> **Exercise aim**
Filter the records below for the word "있습니다". Keep each line that has it.

——

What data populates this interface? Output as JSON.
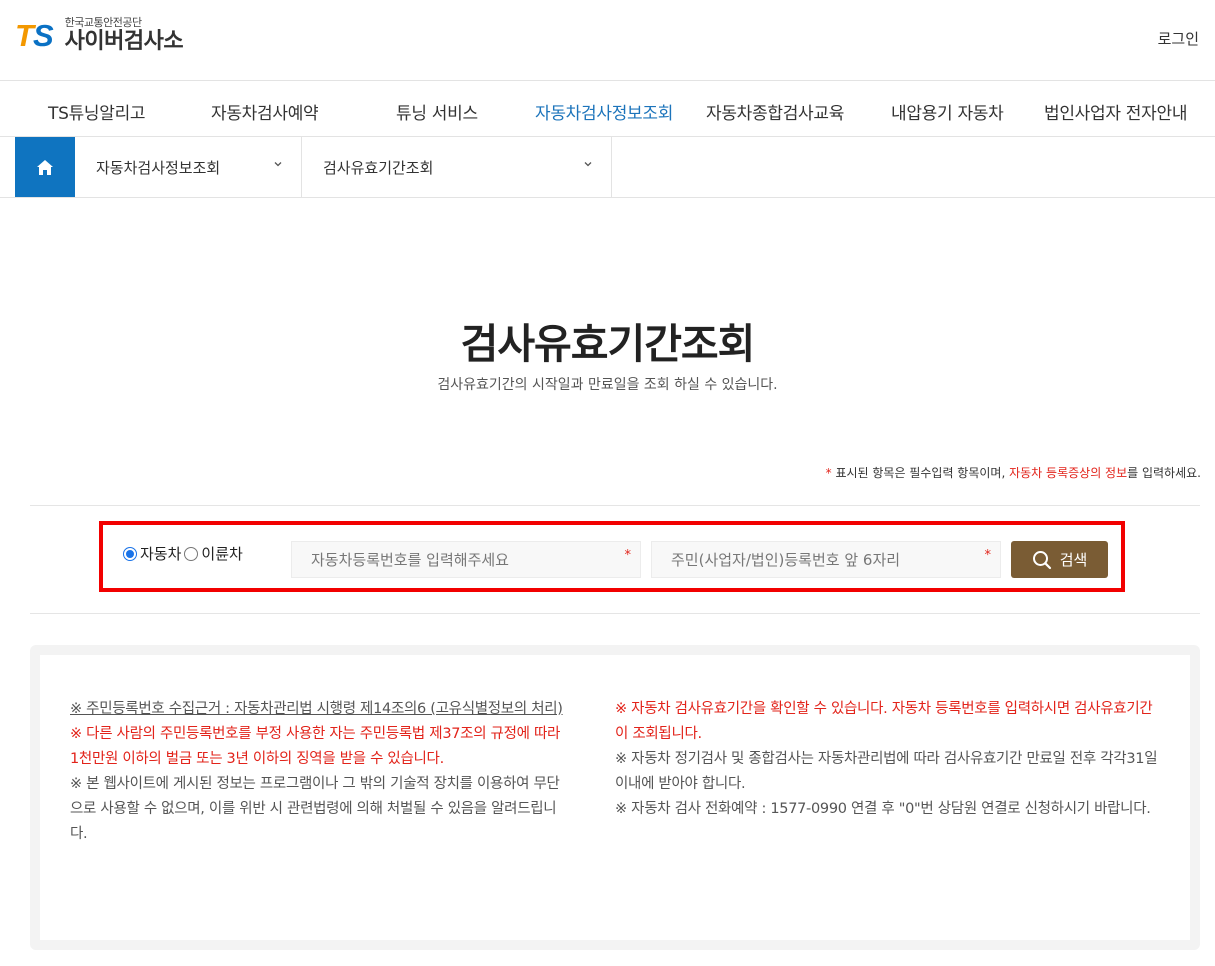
{
  "header": {
    "logo_ts_t": "T",
    "logo_ts_s": "S",
    "org_name": "한국교통안전공단",
    "site_name": "사이버검사소",
    "login_label": "로그인"
  },
  "gnb": {
    "items": [
      {
        "label": "TS튜닝알리고"
      },
      {
        "label": "자동차검사예약"
      },
      {
        "label": "튜닝 서비스"
      },
      {
        "label": "자동차검사정보조회"
      },
      {
        "label": "자동차종합검사교육"
      },
      {
        "label": "내압용기 자동차"
      },
      {
        "label": "법인사업자 전자안내"
      }
    ],
    "active_index": 3
  },
  "breadcrumb": {
    "level1": "자동차검사정보조회",
    "level2": "검사유효기간조회"
  },
  "page": {
    "title": "검사유효기간조회",
    "subtitle": "검사유효기간의 시작일과 만료일을 조회 하실 수 있습니다.",
    "required_note_star": "*",
    "required_note_1": " 표시된 항목은 필수입력 항목이며, ",
    "required_note_red": "자동차 등록증상의 정보",
    "required_note_2": "를 입력하세요."
  },
  "search": {
    "radio_car": "자동차",
    "radio_motorcycle": "이륜차",
    "selected": "자동차",
    "plate_placeholder": "자동차등록번호를 입력해주세요",
    "id_placeholder": "주민(사업자/법인)등록번호 앞 6자리",
    "required_star": "*",
    "button_label": "검색"
  },
  "notice": {
    "left": {
      "line1_underlined": "※ 주민등록번호 수집근거 : 자동차관리법 시행령 제14조의6 (고유식별정보의 처리)",
      "line2_red": "※ 다른 사람의 주민등록번호를 부정 사용한 자는 주민등록법 제37조의 규정에 따라 1천만원 이하의 벌금 또는 3년 이하의 징역을 받을 수 있습니다.",
      "line3": "※ 본 웹사이트에 게시된 정보는 프로그램이나 그 밖의 기술적 장치를 이용하여 무단으로 사용할 수 없으며, 이를 위반 시 관련법령에 의해 처벌될 수 있음을 알려드립니다."
    },
    "right": {
      "line1_red": "※ 자동차 검사유효기간을 확인할 수 있습니다. 자동차 등록번호를 입력하시면 검사유효기간이 조회됩니다.",
      "line2": "※ 자동차 정기검사 및 종합검사는 자동차관리법에 따라 검사유효기간 만료일 전후 각각31일 이내에 받아야 합니다.",
      "line3": "※ 자동차 검사 전화예약 : 1577-0990 연결 후 \"0\"번 상담원 연결로 신청하시기 바랍니다."
    }
  },
  "colors": {
    "brand_blue": "#0f74c0",
    "brand_orange": "#f39800",
    "active_menu": "#1c74bb",
    "search_button": "#7a5c34",
    "highlight_border": "#f20000",
    "warning_red": "#e2231a"
  }
}
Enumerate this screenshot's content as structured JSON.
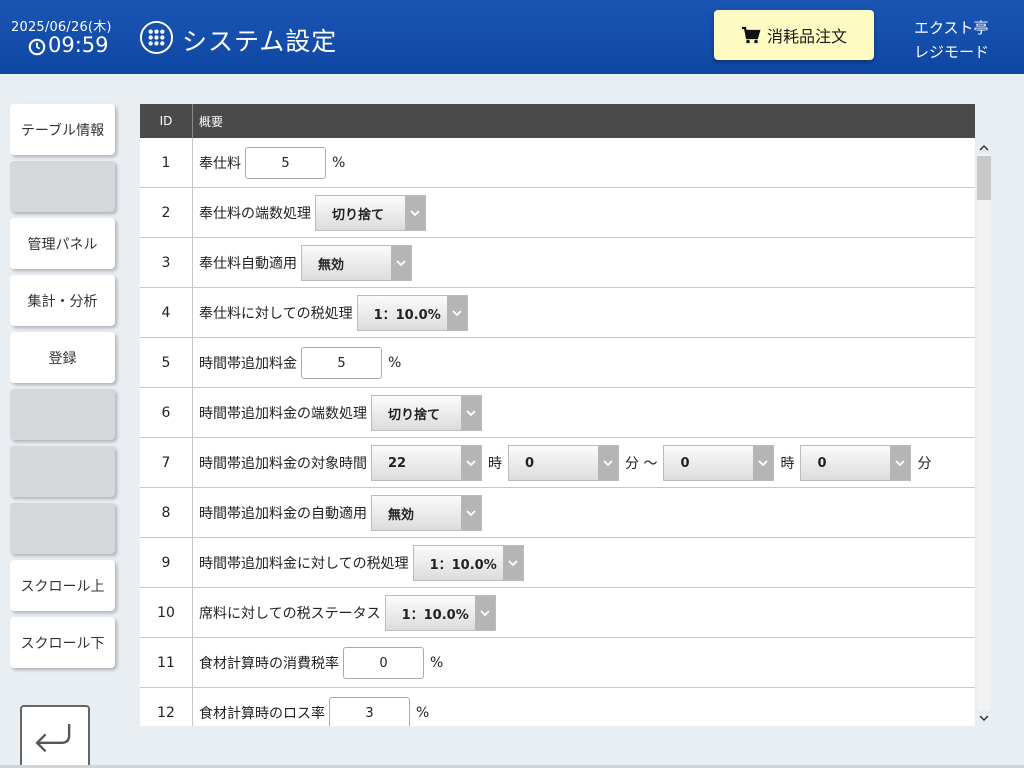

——

> **Reply to the exercise**
    "subtitle": "검사유효기간의 시작일과 만료일을 조회 하실 수 있습니다.",
      "line2_red": "※ 다른 사람의 주민등록번호를 부정 사용한 자는 주민등록법 제37조의 규정에 따라 1천만원 이하의 벌금 또는 3년 이하의 징역을 받을 수 있습니다.",
      "line1_red": "※ 자동차 검사유효기간을 확인할 수 있습니다. 자동차 등록번호를 입력하시면 검사유효기간이 조회됩니다.",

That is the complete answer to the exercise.